=== RECORDS SHOWN ===
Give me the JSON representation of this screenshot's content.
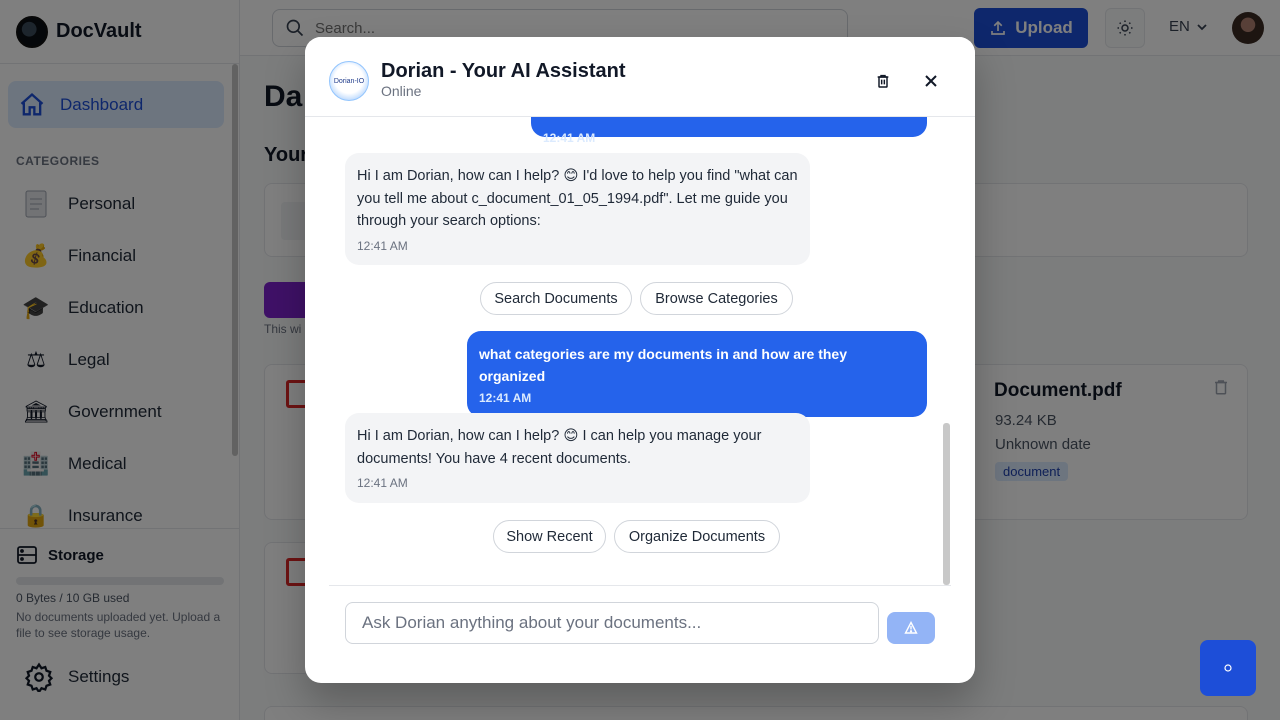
{
  "app": {
    "name": "DocVault"
  },
  "sidebar": {
    "active_item": "Dashboard",
    "categories_heading": "CATEGORIES",
    "categories": [
      {
        "label": "Personal",
        "icon": "document-icon"
      },
      {
        "label": "Financial",
        "icon": "money-bag-icon"
      },
      {
        "label": "Education",
        "icon": "graduation-cap-icon"
      },
      {
        "label": "Legal",
        "icon": "scales-icon"
      },
      {
        "label": "Government",
        "icon": "classical-building-icon"
      },
      {
        "label": "Medical",
        "icon": "hospital-icon"
      },
      {
        "label": "Insurance",
        "icon": "lock-icon"
      }
    ],
    "storage": {
      "title": "Storage",
      "used": "0 Bytes / 10 GB used",
      "used_fraction": 0,
      "note": "No documents uploaded yet. Upload a file to see storage usage."
    },
    "settings_label": "Settings"
  },
  "topbar": {
    "search_placeholder": "Search...",
    "upload_label": "Upload",
    "language": "EN"
  },
  "main": {
    "title": "Da",
    "subtitle": "Your",
    "hint": "This wi",
    "document": {
      "name": "Document.pdf",
      "size": "93.24 KB",
      "date": "Unknown date",
      "tag": "document"
    }
  },
  "chat": {
    "logo_text": "Dorian-IO",
    "title": "Dorian - Your AI Assistant",
    "status": "Online",
    "messages": [
      {
        "from": "user",
        "time": "12:41 AM"
      },
      {
        "from": "bot",
        "text": "Hi I am Dorian, how can I help? 😊 I'd love to help you find \"what can you tell me about c_document_01_05_1994.pdf\". Let me guide you through your search options:",
        "time": "12:41 AM"
      },
      {
        "from": "user",
        "text": "what categories are my documents in and how are they organized",
        "time": "12:41 AM"
      },
      {
        "from": "bot",
        "text": "Hi I am Dorian, how can I help? 😊 I can help you manage your documents! You have 4 recent documents.",
        "time": "12:41 AM"
      }
    ],
    "quick_replies_1": [
      "Search Documents",
      "Browse Categories"
    ],
    "quick_replies_2": [
      "Show Recent",
      "Organize Documents"
    ],
    "input_placeholder": "Ask Dorian anything about your documents..."
  },
  "colors": {
    "accent": "#1d4ed8",
    "user_bubble": "#2563eb",
    "bot_bubble": "#f3f4f6"
  }
}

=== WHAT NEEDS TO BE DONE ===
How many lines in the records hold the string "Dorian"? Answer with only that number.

=== EXPECTED OUTPUT ===
5